The best thing you can do is look to the
hawthorn tree that sits at the wall. There is a gap in the wall right beside it, and this is your best way over.
Now head up to the summit or Rippon Tor, there is a trip point positioned in a cairne at the top. You can prett much see everywhere you are heading from here, including Hound Tor in the distance to the North.
4. Head northwest now, down towards Hemsworthy Gate (where the main road meets a smaller road), head towards this, passing through the gate and over the cattlegrid then take a left and head back up towards Top Tor to the west.
6. Once you have passed Bonehill Rocks, and the road and stream the other side, you will head up to Bell Tor, and where the path seem sto split, keep to the right hand path.
This is the second considerable climb of the day, but once you reach Bell Tor you can relax for a minute and take in the views back down across Bonehill Rocks. For an area so close to the road there is a lot of real beauty here.
7. Beyond Bell Tor, still heading north along the path, you will continue to climb until you reach the cairne at the top of Chinkwell Tor. From here, you can see your next destination across the saddle, but well under a kilometer away from you. This is Honeybag Tor.
8. Continue along the same path, still heading north, and you will drop down into the saddle between Chinkwell and Honeybag. Once you have made it to the top of Honeybag Tor, enjoy the views out over Manaton - you can even see Bowermans nose if you look hard enough in a north easterly direction.
9. You head back on yourself now, all the way back to to Bell Tor, and then from here you follow the path east until you reach the road. Follow the road north, over the cattle grid, past the sign for Houndtor Down, past the access for the equestrian centre and eventually you reach the moorland, where you will take the track which leads directly to Hound Tor. This is quite a lengthy stretch between the two tors.
10. Hound Tor next, and this impressive mighty tor is a place of legend, not only the inspiration behind Arthur Conan Doyle's Sherlock Holmes story the Hound Of The Baskervilles, but also part of the Bowermans Nose legend. The same witch that turned the hunter Bowerman to stone, also turned his hounds to stone too, and Hound Tor is what they became !
Once you have taken a good look around, you will follow the clearest path past down the southeast side of the tor. This will lead you past the impressive remains of a medievil settlement.

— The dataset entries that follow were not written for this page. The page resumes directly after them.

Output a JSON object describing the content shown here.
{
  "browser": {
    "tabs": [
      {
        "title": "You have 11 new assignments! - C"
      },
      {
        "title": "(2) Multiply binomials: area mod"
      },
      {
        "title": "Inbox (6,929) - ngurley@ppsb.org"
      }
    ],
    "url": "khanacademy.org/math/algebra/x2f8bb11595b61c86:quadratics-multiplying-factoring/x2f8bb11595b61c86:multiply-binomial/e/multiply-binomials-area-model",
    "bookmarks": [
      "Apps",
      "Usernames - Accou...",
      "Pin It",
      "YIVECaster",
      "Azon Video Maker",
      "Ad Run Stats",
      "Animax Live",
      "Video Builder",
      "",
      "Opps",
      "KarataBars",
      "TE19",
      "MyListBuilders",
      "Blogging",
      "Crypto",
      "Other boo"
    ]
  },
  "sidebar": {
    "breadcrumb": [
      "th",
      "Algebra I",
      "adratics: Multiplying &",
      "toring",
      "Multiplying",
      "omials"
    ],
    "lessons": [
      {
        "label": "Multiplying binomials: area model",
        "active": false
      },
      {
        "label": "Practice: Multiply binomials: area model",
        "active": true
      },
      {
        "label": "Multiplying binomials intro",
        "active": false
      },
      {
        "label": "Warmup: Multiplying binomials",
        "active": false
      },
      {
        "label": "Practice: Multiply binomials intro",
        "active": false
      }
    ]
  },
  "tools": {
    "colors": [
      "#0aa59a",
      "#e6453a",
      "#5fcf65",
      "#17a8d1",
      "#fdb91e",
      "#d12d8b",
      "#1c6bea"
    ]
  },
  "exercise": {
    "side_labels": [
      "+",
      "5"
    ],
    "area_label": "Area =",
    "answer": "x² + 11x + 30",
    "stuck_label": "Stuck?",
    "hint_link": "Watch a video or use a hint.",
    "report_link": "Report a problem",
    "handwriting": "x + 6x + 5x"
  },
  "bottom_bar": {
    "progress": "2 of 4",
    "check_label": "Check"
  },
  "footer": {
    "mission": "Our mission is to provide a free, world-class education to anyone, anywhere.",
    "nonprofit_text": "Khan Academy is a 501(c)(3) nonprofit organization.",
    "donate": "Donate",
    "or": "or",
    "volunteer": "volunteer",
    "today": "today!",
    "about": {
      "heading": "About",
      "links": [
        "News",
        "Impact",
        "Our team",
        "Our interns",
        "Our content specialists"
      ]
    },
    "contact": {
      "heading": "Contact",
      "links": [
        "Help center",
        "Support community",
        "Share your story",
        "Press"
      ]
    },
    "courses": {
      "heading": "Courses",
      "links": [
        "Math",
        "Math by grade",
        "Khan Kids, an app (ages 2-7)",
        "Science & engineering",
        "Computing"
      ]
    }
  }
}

As you head down into the valley below, over the footbridge and through the woods, with Greator Rocks looming over you, enjoy this tranquil woodland setting, because you are about to embark on the greatest climb of the day.
11. As you break out of the woods into a clearing, you will see the path you want to take heading right, up a daunting steep climb towards Smallcombe Rocks, the last tor of the day. Take a breath up here, you've earned it, and ejoy the gulf between you and Hound Tor, and back over to Chinkwell and Honeybag Tor. But don't get too comfortable as the walk is not over yet.
12. The last stretch of the day will see you heading south towards Haytor via the clearly visible track. On your way you will visit the Haytor Granite Tramway,
which was used to transport granite from Haytor down to the Stover Canal. The granite tracks used to guide horse drawn carts.
Continue south and follow the track which will pass the disused quarry and you will eventually make it back beneath Haytor. From here it is pretty straight forward back to your starting place.
If you have enjoyed this route, I would love to hear from you in the comments below, and it would be even better if you would subscribe to our Summit or Nothing YouTube Channel for more amazing walks, hikes and wild camps on Dartmoor and beyond.